*** Opening of Dataset records ***

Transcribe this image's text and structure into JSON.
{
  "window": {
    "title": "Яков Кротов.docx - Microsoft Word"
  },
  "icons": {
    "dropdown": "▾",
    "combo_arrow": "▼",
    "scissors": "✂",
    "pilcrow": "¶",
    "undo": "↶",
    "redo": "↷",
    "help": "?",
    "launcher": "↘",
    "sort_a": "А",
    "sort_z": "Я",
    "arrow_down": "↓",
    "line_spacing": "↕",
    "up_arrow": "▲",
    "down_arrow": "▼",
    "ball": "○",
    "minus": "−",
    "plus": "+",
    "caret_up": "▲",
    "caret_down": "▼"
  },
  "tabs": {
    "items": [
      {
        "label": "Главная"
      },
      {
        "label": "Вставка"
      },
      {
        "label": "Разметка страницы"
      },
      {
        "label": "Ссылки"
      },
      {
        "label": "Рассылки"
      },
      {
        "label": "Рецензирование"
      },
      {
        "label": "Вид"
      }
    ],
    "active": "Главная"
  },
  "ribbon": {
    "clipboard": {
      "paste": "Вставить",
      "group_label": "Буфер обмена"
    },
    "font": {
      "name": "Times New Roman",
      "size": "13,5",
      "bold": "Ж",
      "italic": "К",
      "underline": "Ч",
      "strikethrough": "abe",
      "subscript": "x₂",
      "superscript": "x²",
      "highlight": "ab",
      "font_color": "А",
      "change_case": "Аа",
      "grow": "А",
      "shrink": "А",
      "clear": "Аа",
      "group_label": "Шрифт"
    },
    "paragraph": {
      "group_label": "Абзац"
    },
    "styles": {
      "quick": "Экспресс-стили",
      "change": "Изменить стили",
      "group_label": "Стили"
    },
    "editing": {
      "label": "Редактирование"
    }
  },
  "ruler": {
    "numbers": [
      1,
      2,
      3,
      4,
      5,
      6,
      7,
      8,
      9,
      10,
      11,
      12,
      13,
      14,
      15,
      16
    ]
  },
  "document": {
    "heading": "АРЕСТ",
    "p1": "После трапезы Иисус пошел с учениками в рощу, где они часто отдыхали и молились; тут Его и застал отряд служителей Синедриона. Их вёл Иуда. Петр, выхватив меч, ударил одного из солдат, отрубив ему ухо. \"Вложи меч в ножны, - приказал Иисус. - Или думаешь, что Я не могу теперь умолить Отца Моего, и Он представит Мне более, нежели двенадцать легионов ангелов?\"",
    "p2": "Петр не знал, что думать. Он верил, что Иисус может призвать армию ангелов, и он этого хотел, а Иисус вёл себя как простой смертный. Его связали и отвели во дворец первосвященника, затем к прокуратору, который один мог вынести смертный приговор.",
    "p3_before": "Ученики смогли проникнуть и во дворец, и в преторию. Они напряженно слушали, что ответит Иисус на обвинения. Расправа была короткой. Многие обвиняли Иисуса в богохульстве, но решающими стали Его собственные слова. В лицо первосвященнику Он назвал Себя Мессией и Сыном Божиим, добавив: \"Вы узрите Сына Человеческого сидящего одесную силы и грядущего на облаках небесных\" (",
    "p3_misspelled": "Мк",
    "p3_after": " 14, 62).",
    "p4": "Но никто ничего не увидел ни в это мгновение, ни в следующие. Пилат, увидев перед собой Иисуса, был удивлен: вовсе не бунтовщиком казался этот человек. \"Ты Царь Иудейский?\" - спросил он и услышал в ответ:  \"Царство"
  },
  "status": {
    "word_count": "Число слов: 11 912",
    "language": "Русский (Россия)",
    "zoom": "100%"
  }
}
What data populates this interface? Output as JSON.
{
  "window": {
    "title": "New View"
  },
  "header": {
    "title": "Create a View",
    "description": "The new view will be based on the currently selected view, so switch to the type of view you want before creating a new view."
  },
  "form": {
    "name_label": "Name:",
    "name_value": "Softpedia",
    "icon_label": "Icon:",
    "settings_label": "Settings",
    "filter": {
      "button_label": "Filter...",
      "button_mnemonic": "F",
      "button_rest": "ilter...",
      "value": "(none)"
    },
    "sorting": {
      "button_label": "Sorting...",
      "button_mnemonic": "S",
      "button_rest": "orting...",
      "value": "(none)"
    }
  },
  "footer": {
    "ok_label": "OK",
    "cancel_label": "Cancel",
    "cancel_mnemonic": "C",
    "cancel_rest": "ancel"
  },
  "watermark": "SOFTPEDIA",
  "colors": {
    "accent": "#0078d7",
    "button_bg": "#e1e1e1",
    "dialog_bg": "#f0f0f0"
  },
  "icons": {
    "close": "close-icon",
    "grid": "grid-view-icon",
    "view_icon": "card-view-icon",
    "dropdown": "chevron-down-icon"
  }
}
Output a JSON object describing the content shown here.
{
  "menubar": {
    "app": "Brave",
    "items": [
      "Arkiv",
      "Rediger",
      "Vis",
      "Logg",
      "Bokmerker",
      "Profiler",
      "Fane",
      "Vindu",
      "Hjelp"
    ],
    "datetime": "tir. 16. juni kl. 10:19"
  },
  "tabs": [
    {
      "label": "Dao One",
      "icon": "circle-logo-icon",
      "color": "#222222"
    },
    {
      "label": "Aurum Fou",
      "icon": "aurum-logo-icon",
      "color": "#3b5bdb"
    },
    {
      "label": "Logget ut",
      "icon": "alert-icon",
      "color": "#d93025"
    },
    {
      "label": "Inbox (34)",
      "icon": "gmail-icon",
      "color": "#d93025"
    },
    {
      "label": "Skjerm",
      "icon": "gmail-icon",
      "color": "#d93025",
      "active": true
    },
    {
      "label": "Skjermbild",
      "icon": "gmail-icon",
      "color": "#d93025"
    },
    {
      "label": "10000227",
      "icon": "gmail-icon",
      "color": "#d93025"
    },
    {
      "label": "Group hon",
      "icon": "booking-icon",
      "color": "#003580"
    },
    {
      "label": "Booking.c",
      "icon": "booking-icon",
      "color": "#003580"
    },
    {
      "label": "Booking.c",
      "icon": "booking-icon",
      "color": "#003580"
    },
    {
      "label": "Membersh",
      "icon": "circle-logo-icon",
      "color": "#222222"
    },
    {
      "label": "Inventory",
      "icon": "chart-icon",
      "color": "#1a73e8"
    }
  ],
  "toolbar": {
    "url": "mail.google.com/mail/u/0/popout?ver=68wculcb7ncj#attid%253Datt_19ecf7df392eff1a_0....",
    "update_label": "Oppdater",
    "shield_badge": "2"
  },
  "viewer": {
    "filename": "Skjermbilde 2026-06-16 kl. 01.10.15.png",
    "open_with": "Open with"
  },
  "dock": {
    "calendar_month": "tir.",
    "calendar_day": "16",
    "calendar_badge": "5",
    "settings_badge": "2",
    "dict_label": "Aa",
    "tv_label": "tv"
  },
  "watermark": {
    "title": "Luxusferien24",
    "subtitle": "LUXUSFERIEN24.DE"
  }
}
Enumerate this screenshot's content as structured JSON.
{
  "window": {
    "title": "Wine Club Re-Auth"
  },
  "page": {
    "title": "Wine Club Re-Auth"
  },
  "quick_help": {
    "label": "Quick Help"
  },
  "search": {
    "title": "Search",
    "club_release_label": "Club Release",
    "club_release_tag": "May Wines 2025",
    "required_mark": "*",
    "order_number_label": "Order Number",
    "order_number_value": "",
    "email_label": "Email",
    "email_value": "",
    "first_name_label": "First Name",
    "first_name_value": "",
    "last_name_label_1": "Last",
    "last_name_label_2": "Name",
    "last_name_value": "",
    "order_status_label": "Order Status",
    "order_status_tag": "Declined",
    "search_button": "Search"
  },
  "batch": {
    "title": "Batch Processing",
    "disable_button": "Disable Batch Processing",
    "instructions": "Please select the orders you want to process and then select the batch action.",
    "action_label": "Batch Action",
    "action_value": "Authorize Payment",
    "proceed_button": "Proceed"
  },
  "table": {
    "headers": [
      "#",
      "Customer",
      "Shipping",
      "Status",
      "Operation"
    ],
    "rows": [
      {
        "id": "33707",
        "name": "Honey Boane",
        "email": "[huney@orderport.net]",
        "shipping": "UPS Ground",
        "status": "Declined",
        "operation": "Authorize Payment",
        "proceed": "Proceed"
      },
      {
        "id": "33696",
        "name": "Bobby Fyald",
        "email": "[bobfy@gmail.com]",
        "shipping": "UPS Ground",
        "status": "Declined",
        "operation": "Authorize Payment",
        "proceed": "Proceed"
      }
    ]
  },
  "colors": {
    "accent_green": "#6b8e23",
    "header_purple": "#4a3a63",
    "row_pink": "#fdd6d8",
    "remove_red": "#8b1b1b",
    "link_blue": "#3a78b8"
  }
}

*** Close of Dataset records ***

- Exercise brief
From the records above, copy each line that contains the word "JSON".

- Result for this task
Transcribe this image's text and structure into JSON.
What data populates this interface? Output as JSON.
Output a JSON object describing the content shown here.
Enumerate this screenshot's content as structured JSON.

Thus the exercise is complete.